plants that we eat by anore jones is a book about northwest alaska, don't have a copy on hand but I've looked through it before and it has lots of stories in addition to what plants to look for, I think the stories are especially nice because it gives you an idea of what it's like to actually eat the plants described.

I've never spent time surviving only off foraging, but my experience with gathering wild plants is that once you can identify something reliably you see it literally everywhere even if it was practically invisible before, and even if it's not common when you do see it it practically jumps out at you. So if you expand your horizons and look to all different kinds of plants you might be able to find more. A good edible plants book will tell you if there's anything that's ridiculously poisonous that looks similar to something edible.

On the subject of berries, I think in a lot of northern boreal forests and even tundra clearly identifiable wild berries are literally everywhere in late summer. I'm thinking of raspberries/blackberries/other drupes especially, i think basically none of them are poisonous (don't quote me on that). e.g. in a lot of places in the temperate US they grow trailside, i've even heard of like entire hideouts cut out of giant blackberry bramble patches. Even blueberries and cranberries are pretty easy. If you go to sweden or another boreal place you should definitely look for cloudberries, incredible flavor.

Finally most of the reliable plant knowledge I have has been transmitted to me orally, I find that when I'm walking with someone and they say "look, this plant is this and you can eat it" then it will practically be burned into my mind (same way for birds). So it might be worth going on some short foraging trips with someone that knows the area before you set out on your own.


aaaaargZombies wrote

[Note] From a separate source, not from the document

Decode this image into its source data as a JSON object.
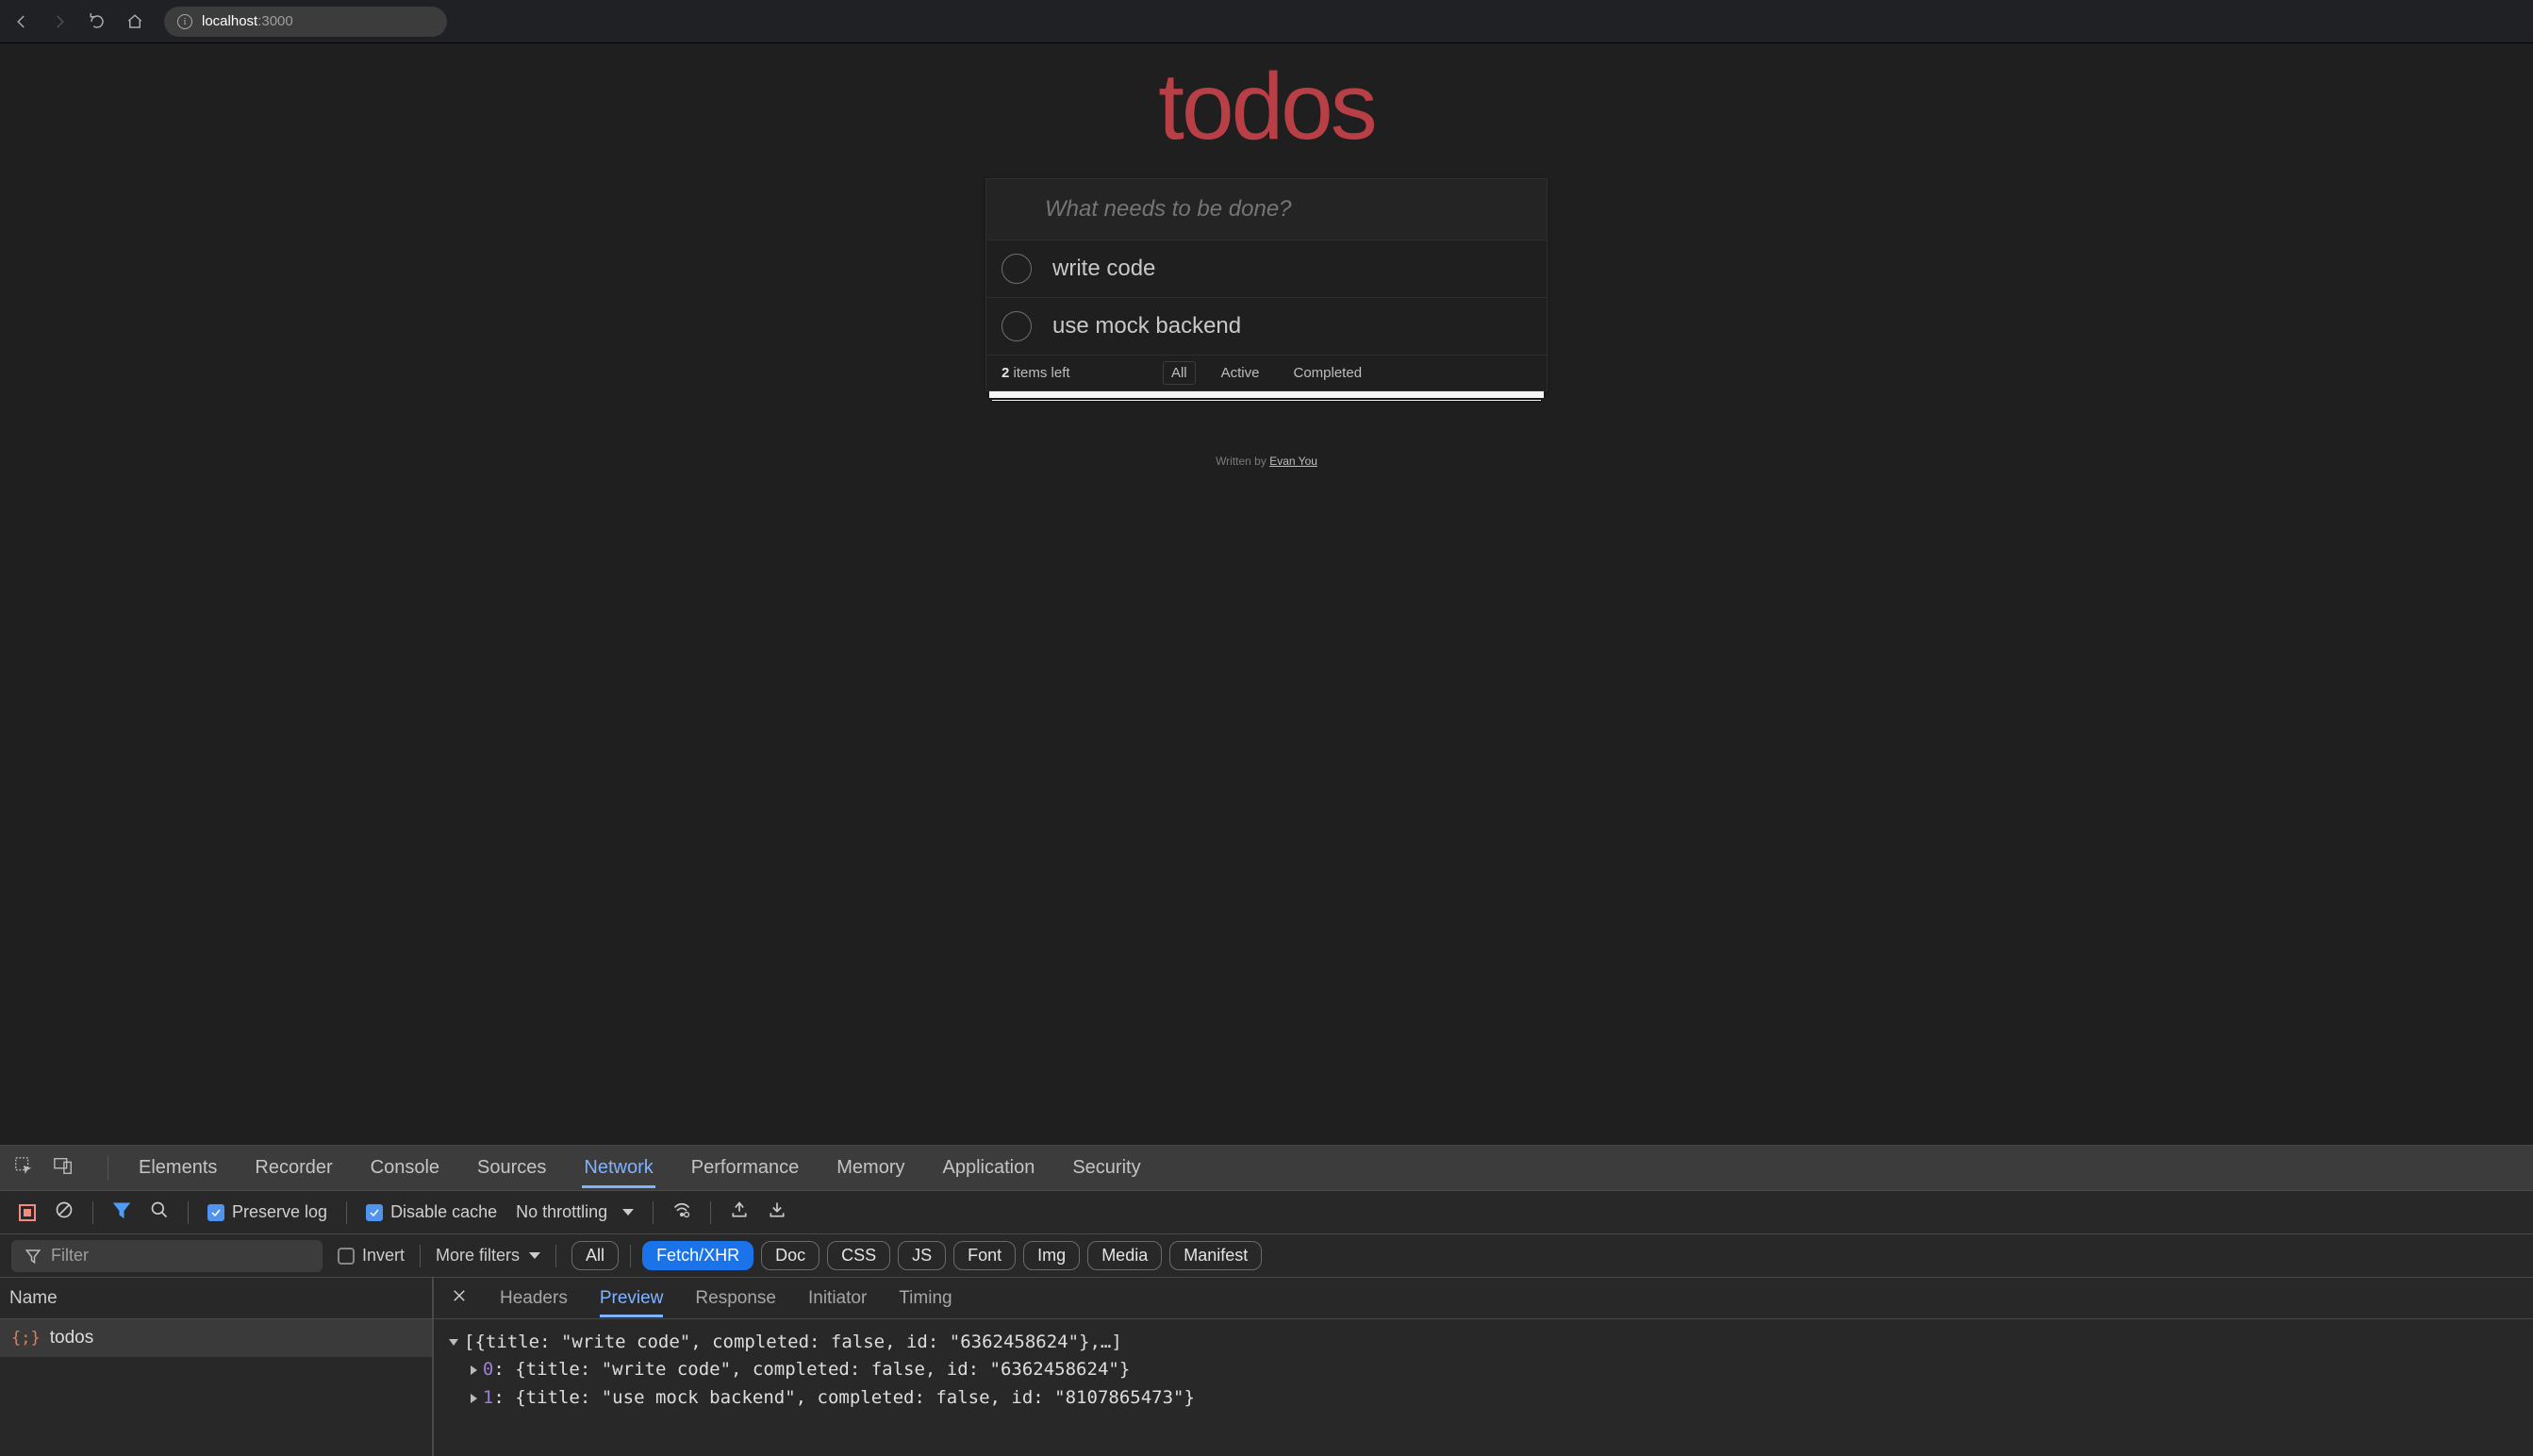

I guess I'd start researching what Sámi people did for food historically. If they still do that, and if they have stopped is it because it's no longer viable.